Sorabji’s Piano Concertos

By Alistair Hinton

As their dates suggest, the piano concertos are largely the works of Sorabji’s apprenticeship — and in most cases it shows. Sorabji’s entry into the world of composition seems somewhat bizarre, given his deep and long-term commitment to it and given that he had so much to communicate. Not only do the earliest extant works from his pen date from 1915 when he was already in his 23rd year, it seems that he almost stumbled by accident on the idea of composing, when the private tutor with whom he had been studying species counterpoint challenged him to put all that on one side and write something entirely his own.

Having dipped his toe in the water with a few songs for voice and piano, Sorabji then embarked on his first piano concerto, a three-movement work which he completed in 1916. I suspect that more than a little encouragement to his creative work was provided at that time by his friend and colleague Philip Heseltine, to whom he dedicated this concerto; Sorabji also gave Heseltine its full score manuscript, which he bequeathed to another mutual friend Bernard van Dieren, who in turn left it to his son Bernard who gave it to a friend who sold it some years ago to the British Library where it now resides in peace. It is very much a “first attempt” and, although it displays some sense of colour and leanings towards exoticism, it offers little of melodic interest and the harmonic language, which seems superficially to owe more to Cyril Scott than anyone else, is unrefined and undistinguished.

By the time he began composing, Sorabji had already distinguished (some of his baffled contemporaries might have said vilified) himself by going to as much trouble as it took to familiarise himself with much of the most important new European music from the early years of our century, so he knew well his Mahler, Busoni, Strauss, Debussy, Skryabin, Delius, Ravel, Medtner, Rakhmaninov and even Schönberg, whose Five Orchestral Pieces he begged Henry Wood to programme in England. In view of this copious knowledge, it might seem odd that he did not feel inclined to begin to compose his own works; his only other documented musical work before this was a piano transcription of Delius’s In a Summer Garden which he appears to have begun in 1914 and may or may not have completed, but whose ms., if it exists, has not come to light. It is also somewhat strange that so little of the contemporary music he knew at the time of writing his first piano concerto actually found its way into that work. Once he had got going in earnest, there was no stopping him, however. His second piano concerto was composed in 1917 and, like its predecessor and all the others, except the fifth, is cast in three movements.
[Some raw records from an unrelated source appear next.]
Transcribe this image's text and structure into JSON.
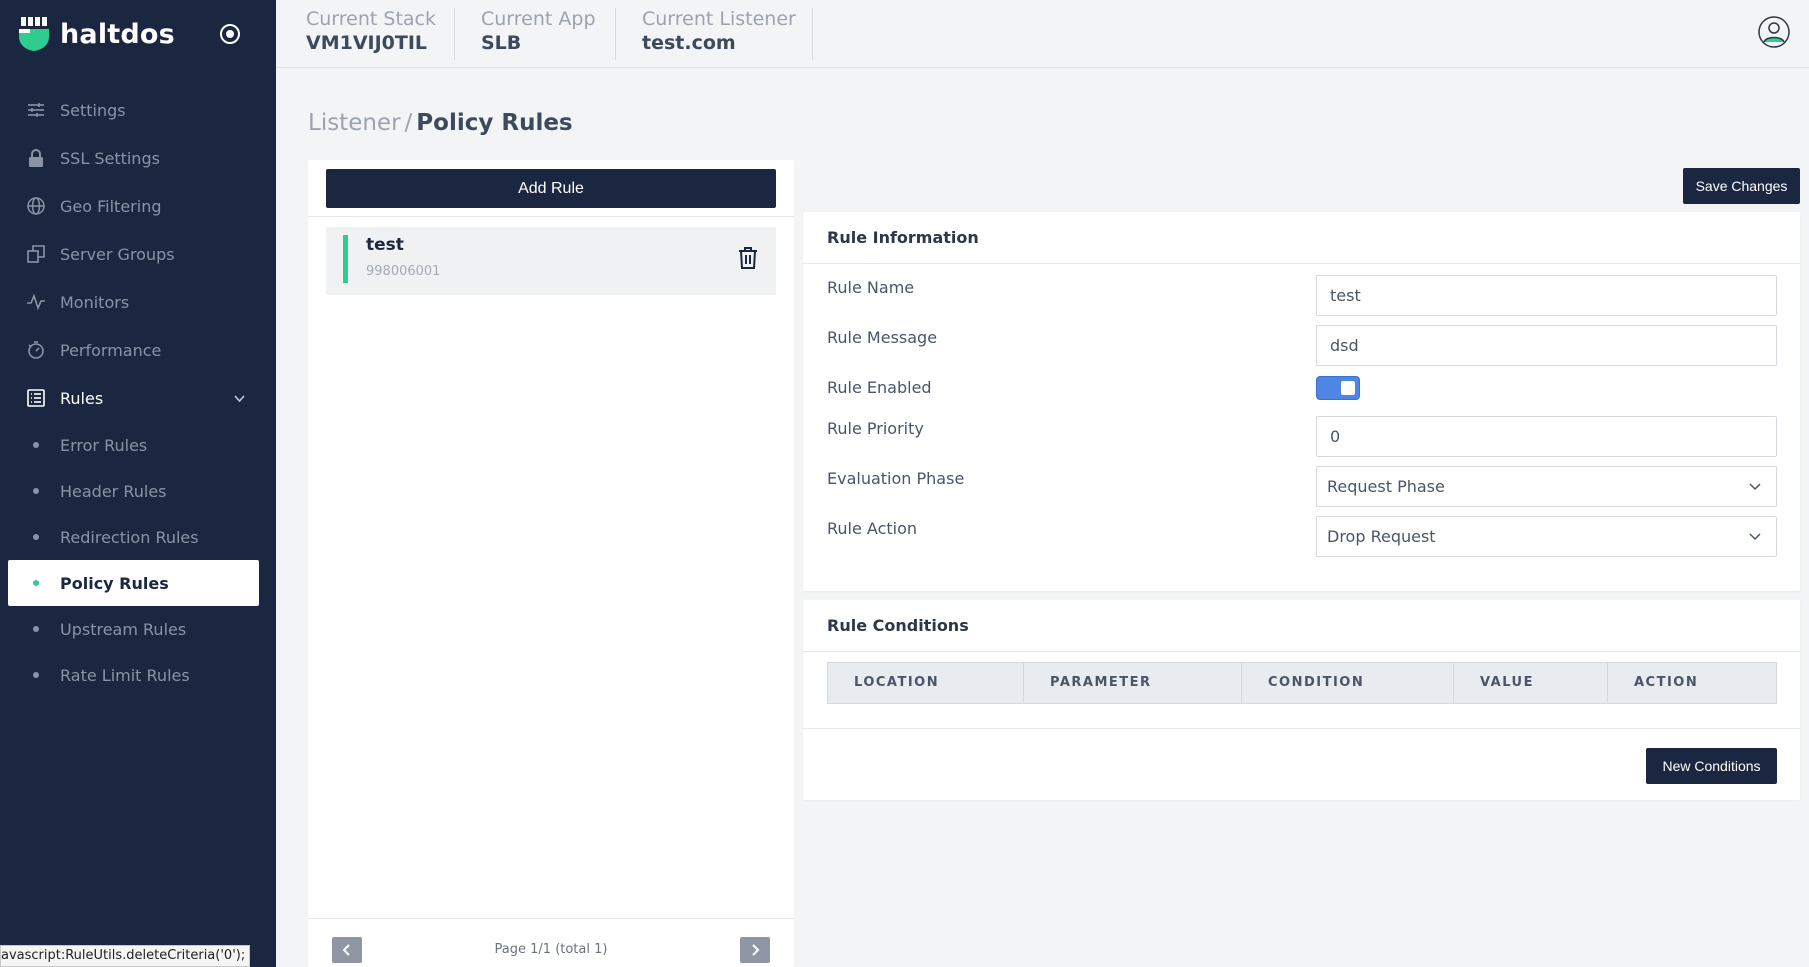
{
  "brand": {
    "name": "haltdos"
  },
  "sidebar": {
    "items": [
      {
        "label": "Settings",
        "icon": "sliders-icon"
      },
      {
        "label": "SSL Settings",
        "icon": "lock-icon"
      },
      {
        "label": "Geo Filtering",
        "icon": "globe-icon"
      },
      {
        "label": "Server Groups",
        "icon": "copy-icon"
      },
      {
        "label": "Monitors",
        "icon": "activity-icon"
      },
      {
        "label": "Performance",
        "icon": "stopwatch-icon"
      },
      {
        "label": "Rules",
        "icon": "list-icon"
      }
    ],
    "rules_children": [
      "Error Rules",
      "Header Rules",
      "Redirection Rules",
      "Policy Rules",
      "Upstream Rules",
      "Rate Limit Rules"
    ],
    "active_child": "Policy Rules"
  },
  "header": {
    "stack_label": "Current Stack",
    "stack_value": "VM1VIJ0TIL",
    "app_label": "Current App",
    "app_value": "SLB",
    "listener_label": "Current Listener",
    "listener_value": "test.com"
  },
  "breadcrumb": {
    "parent": "Listener",
    "separator": "/",
    "current": "Policy Rules"
  },
  "rules_list": {
    "add_label": "Add Rule",
    "items": [
      {
        "title": "test",
        "id": "998006001"
      }
    ],
    "pager_text": "Page 1/1 (total 1)"
  },
  "actions": {
    "save_label": "Save Changes",
    "new_conditions_label": "New Conditions"
  },
  "rule_info": {
    "title": "Rule Information",
    "name_label": "Rule Name",
    "name_value": "test",
    "message_label": "Rule Message",
    "message_value": "dsd",
    "enabled_label": "Rule Enabled",
    "enabled": true,
    "priority_label": "Rule Priority",
    "priority_value": "0",
    "phase_label": "Evaluation Phase",
    "phase_value": "Request Phase",
    "action_label": "Rule Action",
    "action_value": "Drop Request"
  },
  "rule_conditions": {
    "title": "Rule Conditions",
    "columns": [
      "LOCATION",
      "PARAMETER",
      "CONDITION",
      "VALUE",
      "ACTION"
    ]
  },
  "status_bar": "avascript:RuleUtils.deleteCriteria('0');",
  "colors": {
    "sidebar": "#1b2640",
    "accent": "#2ecc8f",
    "toggle": "#4f86e3"
  }
}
There seem to be some unexplained though self-evident links in the form of common ground in some of the material in the 2nd, 3rd, 4th and 6th concertos, almost as though one concerto somehow “spawned” the next, much as George Lloyd has said was the case with his four piano concertos. (To digress briefly from the subject at hand, the respective domiciles of Sorabji and Lloyd may be taken as a matter of some curiosity; they never met or corresponded with one another, as far as I know — indeed, there is not one reference to Lloyd in Sorabji’s published writings — but Lloyd spent a good many years after the last World War living in Dorset where Sorabji made his home for his last 35 years, whereupon he (Lloyd) moved to London to live in the same apartment block near Regent’s Park where Sorabji had lived for the 35 years before he moved to Dorset: were they avoiding one another?).

It is not certain that the 2nd concerto even made it to full score stage; no such score has come to light and the only version in existence is a two piano reduction in Sorabji’s hand. Other than in his earliest years as a composer, Sorabji rarely sketched anything, preferring to work straight into final draft. In his pieces for piano and orchestra he usually wrote the solo part first and then spun an orchestral web around it; the piano soloist has very little opportunity to rest the fingers during these works, although they are by no means as difficult to play as most of his later piano music.

The first eight of Sorabji’s eleven works for piano and orchestra are called concertos and were completed by his mid-thirties; their durations are all such that they would fit into a standard concert programme and all but the eighth are scored for conventional symphony orchestra or more modest forces. The pity is that Sorabji’s orchestral technique was not always a match for his imagination. It used to be said of Sorabji’s idol Busoni that “the louder he played, the more wonderful the sound he produced” — (would that today’s pianists understood how to produce overwhelmingly massive sonorities at the keyboard without any sense of forceful violence — Sorabji used to bemoan the absence of such facility when he used to declaim that “to so many pianists now, fortissimi mean going through to the wood — force, not volume”; Ogdon understood this — Yonty Solomon and Ronald Stevenson likewise — and a handful of others — whose attitude toward the sheer immensity of the expressive capability of the piano manifests itself in part in a vastness of dynamic range without which there would be no hope of communicating the splendours of Sorabji’s pianism).